A MOTHER, on the green hills of Vermont, was holding by the right hand a son, sixteen years old, mad with the love of the sea. And as she stood at the garden gate one morning, she said:

"Edward, they tell me for I never saw the ocean that the great temptation of a seaman's life is drink. Promise me, before you quit your mother's hand, that you will never drink liquor."

"And," said he, for he told the story, "I have the promise, and went the globe over, to Calcutta, the Mediterranean, San Francisco, and the cape of Good Hope, the North and South Poles; I saw them all in forty years, and I never saw a glass filled with sparkling liquor that my mother's form at the gate did not rise up before my eyes, and today I am innocent of the taste of liquor."

Was that not sweet evidence of the power of a single word? Yet that is not half, "for," still continued he, "yesterday there came into my counting-room a man of forty years.

"'Do you know me?' "'No.'

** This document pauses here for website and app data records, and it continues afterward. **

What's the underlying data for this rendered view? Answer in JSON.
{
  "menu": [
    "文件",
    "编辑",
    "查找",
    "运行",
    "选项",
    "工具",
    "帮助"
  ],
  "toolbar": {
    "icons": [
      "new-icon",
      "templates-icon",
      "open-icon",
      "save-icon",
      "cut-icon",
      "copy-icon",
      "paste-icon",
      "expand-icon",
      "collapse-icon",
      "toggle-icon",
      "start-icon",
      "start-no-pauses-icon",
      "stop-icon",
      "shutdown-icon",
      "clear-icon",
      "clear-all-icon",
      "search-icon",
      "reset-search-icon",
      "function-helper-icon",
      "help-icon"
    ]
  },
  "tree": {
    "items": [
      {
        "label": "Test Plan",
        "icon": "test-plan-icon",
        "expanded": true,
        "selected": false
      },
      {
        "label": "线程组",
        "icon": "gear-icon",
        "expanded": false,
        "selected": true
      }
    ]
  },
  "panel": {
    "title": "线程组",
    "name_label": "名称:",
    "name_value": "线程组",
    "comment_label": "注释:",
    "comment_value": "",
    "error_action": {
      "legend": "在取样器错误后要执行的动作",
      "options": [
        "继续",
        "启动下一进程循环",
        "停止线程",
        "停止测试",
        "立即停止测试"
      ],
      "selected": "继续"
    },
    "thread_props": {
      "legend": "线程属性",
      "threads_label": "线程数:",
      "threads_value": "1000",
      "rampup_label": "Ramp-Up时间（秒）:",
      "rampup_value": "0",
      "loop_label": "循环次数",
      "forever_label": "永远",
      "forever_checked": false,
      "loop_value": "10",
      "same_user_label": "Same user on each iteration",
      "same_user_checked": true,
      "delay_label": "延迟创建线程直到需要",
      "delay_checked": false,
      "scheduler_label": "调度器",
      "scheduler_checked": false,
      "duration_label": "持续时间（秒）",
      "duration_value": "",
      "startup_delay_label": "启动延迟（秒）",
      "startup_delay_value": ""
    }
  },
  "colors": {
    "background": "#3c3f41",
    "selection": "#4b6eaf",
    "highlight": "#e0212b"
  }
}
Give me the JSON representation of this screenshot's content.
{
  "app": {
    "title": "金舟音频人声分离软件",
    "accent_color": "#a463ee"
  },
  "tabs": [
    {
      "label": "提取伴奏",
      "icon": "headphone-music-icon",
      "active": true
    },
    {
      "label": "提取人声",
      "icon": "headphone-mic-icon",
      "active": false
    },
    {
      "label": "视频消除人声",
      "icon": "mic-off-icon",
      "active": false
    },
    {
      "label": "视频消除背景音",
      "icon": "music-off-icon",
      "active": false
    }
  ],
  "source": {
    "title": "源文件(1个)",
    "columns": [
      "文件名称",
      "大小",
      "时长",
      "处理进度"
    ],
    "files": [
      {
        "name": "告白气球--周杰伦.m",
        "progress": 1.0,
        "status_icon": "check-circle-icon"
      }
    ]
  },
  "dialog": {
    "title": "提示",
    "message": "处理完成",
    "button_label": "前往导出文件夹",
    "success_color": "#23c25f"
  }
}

"'Well,' said he, 'I was brought drunk into your presence on ship-board; you were passenger; they kicked me aside; you took me to your berth and kept me there till I had slept off the intoxication. You then asked me if I had a mother; I said I had never heard a word from her lips; you told me of yours at the garden gate, and today I am master of one of the finest ships in New York harbor, and I have come to ask you to come and see me.' "How far the little candle throws its beam. The mother's words-on the green hills of Vermont! God be thanked for the mighty power of a single word! 

Wendell Phillips.